• [Exercise brief]
Would you copy the lines below exactly and omit the images?

• [Interface dataset entries]
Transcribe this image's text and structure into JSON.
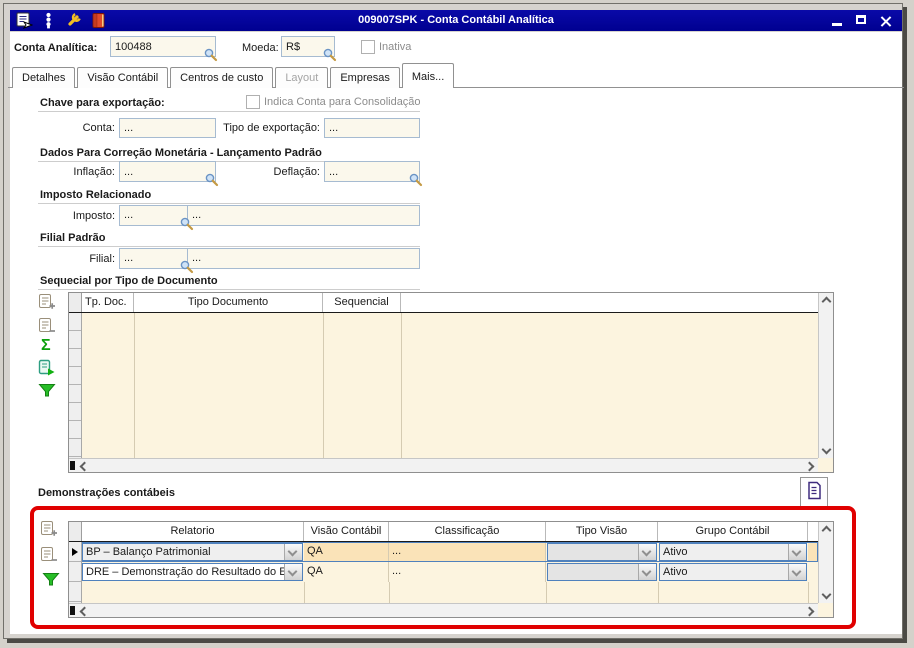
{
  "window": {
    "title": "009007SPK - Conta Contábil Analítica",
    "titlebar_icons": [
      "new-form-icon",
      "totem-icon",
      "wrench-icon",
      "notebook-icon"
    ],
    "controls": [
      "minimize",
      "maximize",
      "close"
    ]
  },
  "header": {
    "conta_label": "Conta Analítica:",
    "conta_value": "100488",
    "moeda_label": "Moeda:",
    "moeda_value": "R$",
    "inativa_label": "Inativa"
  },
  "tabs": [
    "Detalhes",
    "Visão Contábil",
    "Centros de custo",
    "Layout",
    "Empresas",
    "Mais..."
  ],
  "chave": {
    "title": "Chave para exportação:",
    "consolidacao_label": "Indica Conta para Consolidação",
    "conta_label": "Conta:",
    "conta_value": "...",
    "tipo_label": "Tipo de exportação:",
    "tipo_value": "..."
  },
  "correcao": {
    "title": "Dados Para Correção Monetária - Lançamento Padrão",
    "inflacao_label": "Inflação:",
    "inflacao_value": "...",
    "deflacao_label": "Deflação:",
    "deflacao_value": "..."
  },
  "imposto": {
    "title": "Imposto Relacionado",
    "label": "Imposto:",
    "code": "...",
    "desc": "..."
  },
  "filial": {
    "title": "Filial Padrão",
    "label": "Filial:",
    "code": "...",
    "desc": "..."
  },
  "sequencial": {
    "title": "Sequecial por Tipo de Documento",
    "columns": [
      "Tp. Doc.",
      "Tipo Documento",
      "Sequencial"
    ],
    "toolbar_icons": [
      "add-row-icon",
      "remove-row-icon",
      "sum-icon",
      "export-icon",
      "filter-icon"
    ]
  },
  "demonstracoes": {
    "title": "Demonstrações contábeis",
    "report_button_icon": "report-icon",
    "toolbar_icons": [
      "add-row-icon",
      "remove-row-icon",
      "filter-icon"
    ],
    "columns": [
      "Relatorio",
      "Visão Contábil",
      "Classificação",
      "Tipo Visão",
      "Grupo Contábil"
    ],
    "rows": [
      {
        "relatorio": "BP – Balanço Patrimonial",
        "visao": "QA",
        "classificacao": "...",
        "tipo_visao": "",
        "grupo": "Ativo"
      },
      {
        "relatorio": "DRE – Demonstração do Resultado do Ex",
        "visao": "QA",
        "classificacao": "...",
        "tipo_visao": "",
        "grupo": "Ativo"
      }
    ]
  },
  "colors": {
    "titlebar": "#0202A0",
    "field_bg": "#FBF8EC",
    "field_border": "#A6BBD1",
    "grid_bg": "#FCF4DF",
    "selected_row_bg": "#FAE3B8",
    "focus_border": "#4F81BD",
    "annotation_red": "#E00000"
  }
}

• [Answer box]
Transcribe this image's text and structure into JSON.
{
  "window": {
    "title": "009007SPK - Conta Contábil Analítica",
    "titlebar_icons": [
      "new-form-icon",
      "totem-icon",
      "wrench-icon",
      "notebook-icon"
    ],
    "controls": [
      "minimize",
      "maximize",
      "close"
    ]
  },
  "header": {
    "conta_label": "Conta Analítica:",
    "conta_value": "100488",
    "moeda_label": "Moeda:",
    "moeda_value": "R$",
    "inativa_label": "Inativa"
  },
  "tabs": [
    "Detalhes",
    "Visão Contábil",
    "Centros de custo",
    "Layout",
    "Empresas",
    "Mais..."
  ],
  "chave": {
    "title": "Chave para exportação:",
    "consolidacao_label": "Indica Conta para Consolidação",
    "conta_label": "Conta:",
    "conta_value": "...",
    "tipo_label": "Tipo de exportação:",
    "tipo_value": "..."
  },
  "correcao": {
    "title": "Dados Para Correção Monetária - Lançamento Padrão",
    "inflacao_label": "Inflação:",
    "inflacao_value": "...",
    "deflacao_label": "Deflação:",
    "deflacao_value": "..."
  },
  "imposto": {
    "title": "Imposto Relacionado",
    "label": "Imposto:",
    "code": "...",
    "desc": "..."
  },
  "filial": {
    "title": "Filial Padrão",
    "label": "Filial:",
    "code": "...",
    "desc": "..."
  },
  "sequencial": {
    "title": "Sequecial por Tipo de Documento",
    "columns": [
      "Tp. Doc.",
      "Tipo Documento",
      "Sequencial"
    ],
    "toolbar_icons": [
      "add-row-icon",
      "remove-row-icon",
      "sum-icon",
      "export-icon",
      "filter-icon"
    ]
  },
  "demonstracoes": {
    "title": "Demonstrações contábeis",
    "report_button_icon": "report-icon",
    "toolbar_icons": [
      "add-row-icon",
      "remove-row-icon",
      "filter-icon"
    ],
    "columns": [
      "Relatorio",
      "Visão Contábil",
      "Classificação",
      "Tipo Visão",
      "Grupo Contábil"
    ],
    "rows": [
      {
        "relatorio": "BP – Balanço Patrimonial",
        "visao": "QA",
        "classificacao": "...",
        "tipo_visao": "",
        "grupo": "Ativo"
      },
      {
        "relatorio": "DRE – Demonstração do Resultado do Ex",
        "visao": "QA",
        "classificacao": "...",
        "tipo_visao": "",
        "grupo": "Ativo"
      }
    ]
  },
  "colors": {
    "titlebar": "#0202A0",
    "field_bg": "#FBF8EC",
    "field_border": "#A6BBD1",
    "grid_bg": "#FCF4DF",
    "selected_row_bg": "#FAE3B8",
    "focus_border": "#4F81BD",
    "annotation_red": "#E00000"
  }
}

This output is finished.